Futurarc-The Green Issue 2008
BCI Asia Construction Information Sdn Bhd
It could be said that there shouldn’t be bumper issues, like this one, focused on green design; that green ought to be the way we think every day anyway—no need to hype it up or celebrate it or bring attention to the fact. But the reality is that we live in times when, despite compelling evidence and the charms of Al Gore, there is scant action. And so the drum-beating persists until—as Kevin Hydes, Chair of the World Green Building Council, puts it—we reach a point when we are genuinely surprised when someone does not act on knowledge of climate change. He thinks we are three years from getting there (The FuturArc Interview). The FuturArc team, for its part, wants to nudge things along; this will be the first of many Green annuals. It features projects that speak of serious attempts at making a difference.
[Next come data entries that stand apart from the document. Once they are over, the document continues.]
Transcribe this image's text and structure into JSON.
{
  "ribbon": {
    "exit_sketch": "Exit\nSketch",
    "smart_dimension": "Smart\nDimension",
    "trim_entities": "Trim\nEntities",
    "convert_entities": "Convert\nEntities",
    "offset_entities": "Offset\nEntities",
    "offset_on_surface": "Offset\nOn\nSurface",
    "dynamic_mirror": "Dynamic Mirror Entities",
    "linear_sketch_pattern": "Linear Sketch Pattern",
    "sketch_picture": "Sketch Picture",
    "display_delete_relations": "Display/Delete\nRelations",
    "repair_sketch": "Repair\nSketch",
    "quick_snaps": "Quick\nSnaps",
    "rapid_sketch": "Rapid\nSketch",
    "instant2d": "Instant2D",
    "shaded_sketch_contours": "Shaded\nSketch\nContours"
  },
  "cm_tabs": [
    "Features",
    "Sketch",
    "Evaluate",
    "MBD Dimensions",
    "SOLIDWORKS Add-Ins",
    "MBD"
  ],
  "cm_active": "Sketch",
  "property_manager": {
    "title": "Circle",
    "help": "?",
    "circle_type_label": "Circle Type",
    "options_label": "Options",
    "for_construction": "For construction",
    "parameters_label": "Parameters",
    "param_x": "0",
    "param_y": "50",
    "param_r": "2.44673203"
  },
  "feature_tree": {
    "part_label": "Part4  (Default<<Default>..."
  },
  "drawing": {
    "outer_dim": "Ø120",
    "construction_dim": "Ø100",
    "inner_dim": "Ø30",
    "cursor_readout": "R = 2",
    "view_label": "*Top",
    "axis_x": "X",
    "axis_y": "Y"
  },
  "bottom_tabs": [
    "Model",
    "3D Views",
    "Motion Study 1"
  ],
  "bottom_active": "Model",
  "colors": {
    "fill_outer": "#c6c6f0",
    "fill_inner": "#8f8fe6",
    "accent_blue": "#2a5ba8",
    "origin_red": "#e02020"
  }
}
We give airtime to experts who speak on subjects ranging from design education to life after fossil fuel. We talk with innovative minds and get insights into collaborative enterprises that are the building blocks of successful greening. And yes, for what it’s worth, there is a zero energy building to raise the flag of the good fight. This issue also covers the FuturArc Prize, which wrapped up in January 2008, with great turnout. The results of this—the first large green building design competition in Asia opened to professionals and students—were subsequently announced at a series of eight FuturArc Forums held for the first time in cities across the region (Special Supplement 2008). There is real broad-based momentum on the challenges facing the construction industry in going green (Thor Kerr’s piece on the green market survey). There are also serious differences in terms of awareness and commitment between countries. Developments that are truly green are distinguished by performance that is measurable, verifiable and replicable. So the next time someone paints a building green with a faddish feature or technology, ask them what difference it really makes. And if they can’t tell you how much waste was cut or consumption reduced, what savings in carbon emissions were achieved, chances are that it’s feel-good greening, derisively called greenwash.